It’s also important to check for any exposed wood. Exposed wood can easily absorb moisture from the air, which can lead to rot and a decrease in the quality of your firewood. Make sure to cover any exposed wood with a tarp or other protective covering.
Rotating Your Firewood
Rotating your firewood is an important step in maintaining its quality. By rotating your firewood, you can ensure that the oldest pieces are used first, which helps prevent them from becoming too dry or rotting.
To rotate your firewood, simply move the oldest pieces to the front of the pile and use them first. This will ensure that the newer pieces of wood have time to dry out and are ready to use when needed.
It’s also important to ensure that your firewood has proper air circulation. This can be achieved by stacking your firewood in a way that allows air to circulate around it. A good rule of thumb is to stack your firewood in a crisscross pattern, which allows air to flow freely between the pieces of wood.
By regularly checking and rotating your firewood, you can ensure that you always have a reserve of dry, high-quality firewood ready to use during the colder months.
Storing firewood for the winter is an essential task for those who rely on wood for warmth during the colder months.
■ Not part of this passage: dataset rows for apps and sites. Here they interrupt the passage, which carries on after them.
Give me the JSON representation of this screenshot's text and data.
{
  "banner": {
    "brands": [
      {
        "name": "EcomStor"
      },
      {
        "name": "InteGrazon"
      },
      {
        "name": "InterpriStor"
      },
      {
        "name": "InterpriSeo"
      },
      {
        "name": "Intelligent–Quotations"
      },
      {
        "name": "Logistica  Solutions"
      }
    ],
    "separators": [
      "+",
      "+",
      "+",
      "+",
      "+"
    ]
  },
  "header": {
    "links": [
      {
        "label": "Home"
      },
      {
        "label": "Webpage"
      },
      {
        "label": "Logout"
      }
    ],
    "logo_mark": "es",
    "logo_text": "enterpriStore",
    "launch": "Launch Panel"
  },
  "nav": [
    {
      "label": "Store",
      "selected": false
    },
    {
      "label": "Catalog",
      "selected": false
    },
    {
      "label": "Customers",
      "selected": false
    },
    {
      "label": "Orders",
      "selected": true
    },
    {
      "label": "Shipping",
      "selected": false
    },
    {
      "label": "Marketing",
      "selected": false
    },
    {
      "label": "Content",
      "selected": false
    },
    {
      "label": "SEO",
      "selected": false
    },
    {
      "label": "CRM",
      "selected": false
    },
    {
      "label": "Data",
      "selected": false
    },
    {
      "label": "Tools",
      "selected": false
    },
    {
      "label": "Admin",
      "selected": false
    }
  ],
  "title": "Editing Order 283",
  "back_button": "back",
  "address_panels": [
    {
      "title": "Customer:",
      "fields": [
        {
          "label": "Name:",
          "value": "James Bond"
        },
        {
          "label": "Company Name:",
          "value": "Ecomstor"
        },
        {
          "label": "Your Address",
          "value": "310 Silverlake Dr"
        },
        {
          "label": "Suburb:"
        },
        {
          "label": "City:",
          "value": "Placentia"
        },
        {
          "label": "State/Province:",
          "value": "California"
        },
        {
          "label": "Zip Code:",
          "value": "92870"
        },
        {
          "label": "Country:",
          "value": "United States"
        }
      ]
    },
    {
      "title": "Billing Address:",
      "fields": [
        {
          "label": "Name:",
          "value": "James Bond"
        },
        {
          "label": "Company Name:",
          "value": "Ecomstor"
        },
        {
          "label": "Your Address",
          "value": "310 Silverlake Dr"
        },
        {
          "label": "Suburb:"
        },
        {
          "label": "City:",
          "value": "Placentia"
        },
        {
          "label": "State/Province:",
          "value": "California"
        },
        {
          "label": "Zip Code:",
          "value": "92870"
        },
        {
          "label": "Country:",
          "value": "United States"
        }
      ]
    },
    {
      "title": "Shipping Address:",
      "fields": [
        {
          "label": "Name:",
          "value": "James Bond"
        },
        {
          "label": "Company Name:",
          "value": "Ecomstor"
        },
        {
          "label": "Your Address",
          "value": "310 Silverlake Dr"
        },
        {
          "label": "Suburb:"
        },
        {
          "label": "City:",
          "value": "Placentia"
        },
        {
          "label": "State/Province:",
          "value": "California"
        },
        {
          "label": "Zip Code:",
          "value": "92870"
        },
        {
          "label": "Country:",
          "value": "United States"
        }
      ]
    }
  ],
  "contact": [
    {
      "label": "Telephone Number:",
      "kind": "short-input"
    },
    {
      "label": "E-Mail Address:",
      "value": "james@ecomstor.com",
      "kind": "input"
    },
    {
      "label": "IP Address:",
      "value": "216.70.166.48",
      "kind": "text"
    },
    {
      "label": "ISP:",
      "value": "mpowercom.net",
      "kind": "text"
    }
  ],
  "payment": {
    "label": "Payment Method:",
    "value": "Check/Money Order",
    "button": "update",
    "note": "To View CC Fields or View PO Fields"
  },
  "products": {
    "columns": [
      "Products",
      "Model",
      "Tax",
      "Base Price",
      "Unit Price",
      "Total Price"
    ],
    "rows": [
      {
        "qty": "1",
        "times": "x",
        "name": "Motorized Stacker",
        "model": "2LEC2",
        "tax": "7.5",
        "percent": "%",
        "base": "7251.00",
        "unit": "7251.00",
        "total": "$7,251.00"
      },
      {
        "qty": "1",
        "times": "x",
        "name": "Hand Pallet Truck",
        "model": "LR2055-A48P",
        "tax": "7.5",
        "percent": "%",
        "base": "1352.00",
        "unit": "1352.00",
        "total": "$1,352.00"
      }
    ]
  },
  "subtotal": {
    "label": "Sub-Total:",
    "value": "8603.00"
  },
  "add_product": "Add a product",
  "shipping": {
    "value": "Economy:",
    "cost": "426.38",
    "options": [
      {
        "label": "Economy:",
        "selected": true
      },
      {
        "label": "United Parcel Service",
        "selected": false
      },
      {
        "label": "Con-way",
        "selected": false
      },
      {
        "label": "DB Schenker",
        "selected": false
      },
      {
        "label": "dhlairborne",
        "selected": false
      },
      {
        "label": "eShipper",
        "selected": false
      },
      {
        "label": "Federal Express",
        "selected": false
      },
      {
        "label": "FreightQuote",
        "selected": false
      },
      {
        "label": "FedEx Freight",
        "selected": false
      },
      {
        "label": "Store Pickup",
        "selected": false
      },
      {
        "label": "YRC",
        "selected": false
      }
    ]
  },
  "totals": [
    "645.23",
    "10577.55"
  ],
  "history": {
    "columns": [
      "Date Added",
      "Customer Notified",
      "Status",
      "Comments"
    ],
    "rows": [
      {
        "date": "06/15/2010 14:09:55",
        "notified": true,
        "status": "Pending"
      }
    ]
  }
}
By following the tips and techniques outlined in this article, you can ensure that your firewood remains dry, well-ventilated, and ready to burn when you need it.
Remember to start with seasoned firewood from a reputable supplier and store it in a location that offers good air flow and protection from the elements. A dedicated wood storage area near your fireplace or wood stove can be a convenient and efficient solution.
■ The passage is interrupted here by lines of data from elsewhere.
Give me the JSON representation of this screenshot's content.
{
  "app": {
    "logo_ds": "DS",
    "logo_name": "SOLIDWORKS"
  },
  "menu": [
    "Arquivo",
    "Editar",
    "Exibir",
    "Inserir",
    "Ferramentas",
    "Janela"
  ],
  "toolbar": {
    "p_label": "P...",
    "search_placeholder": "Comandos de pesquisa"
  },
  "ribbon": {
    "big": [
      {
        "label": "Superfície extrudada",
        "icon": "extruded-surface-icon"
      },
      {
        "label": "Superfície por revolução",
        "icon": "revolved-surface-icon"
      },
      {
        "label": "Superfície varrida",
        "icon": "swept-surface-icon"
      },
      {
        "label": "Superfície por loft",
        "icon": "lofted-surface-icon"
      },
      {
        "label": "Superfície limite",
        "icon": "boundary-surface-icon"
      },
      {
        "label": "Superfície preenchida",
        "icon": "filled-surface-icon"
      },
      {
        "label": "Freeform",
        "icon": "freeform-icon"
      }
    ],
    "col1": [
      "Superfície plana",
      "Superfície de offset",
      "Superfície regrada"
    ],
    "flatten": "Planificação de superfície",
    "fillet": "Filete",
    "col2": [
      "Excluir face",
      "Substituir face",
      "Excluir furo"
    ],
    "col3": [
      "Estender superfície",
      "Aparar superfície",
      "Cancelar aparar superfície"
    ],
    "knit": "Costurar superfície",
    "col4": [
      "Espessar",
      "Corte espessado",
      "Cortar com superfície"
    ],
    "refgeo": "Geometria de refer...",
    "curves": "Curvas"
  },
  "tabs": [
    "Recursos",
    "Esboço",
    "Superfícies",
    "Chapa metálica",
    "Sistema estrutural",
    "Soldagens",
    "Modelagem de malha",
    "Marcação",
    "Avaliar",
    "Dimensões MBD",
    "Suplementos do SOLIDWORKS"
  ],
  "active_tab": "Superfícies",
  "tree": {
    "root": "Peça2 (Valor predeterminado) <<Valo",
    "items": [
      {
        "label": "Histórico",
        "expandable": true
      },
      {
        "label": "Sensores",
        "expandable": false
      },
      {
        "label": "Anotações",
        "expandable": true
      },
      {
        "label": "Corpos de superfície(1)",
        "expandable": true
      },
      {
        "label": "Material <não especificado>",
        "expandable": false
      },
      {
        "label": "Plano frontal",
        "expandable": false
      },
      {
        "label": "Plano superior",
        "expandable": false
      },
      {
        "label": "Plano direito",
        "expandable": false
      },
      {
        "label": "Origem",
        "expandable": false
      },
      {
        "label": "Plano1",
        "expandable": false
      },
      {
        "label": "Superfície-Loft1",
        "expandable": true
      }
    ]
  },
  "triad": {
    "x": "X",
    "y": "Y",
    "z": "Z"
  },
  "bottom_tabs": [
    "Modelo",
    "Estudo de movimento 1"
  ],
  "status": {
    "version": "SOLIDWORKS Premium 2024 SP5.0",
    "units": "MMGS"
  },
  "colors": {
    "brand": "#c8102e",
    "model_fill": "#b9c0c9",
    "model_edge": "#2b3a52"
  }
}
When drying firewood, open-air drying is the best method. Cut the ends of the wood to allow for better airflow, and avoid stacking wood directly on the ground. Keep the wood off the grass and in a location that receives plenty of sunlight to speed up the drying process.
It’s also important to keep an eye out for signs of fungus and other issues that can affect the quality of your firewood. Regularly inspect your wood pile and remove any pieces that appear to be damaged or rotting.
By taking the time to properly store and care for your firewood, you can breathe easy knowing that you’ll have a reliable source of warmth throughout the winter season.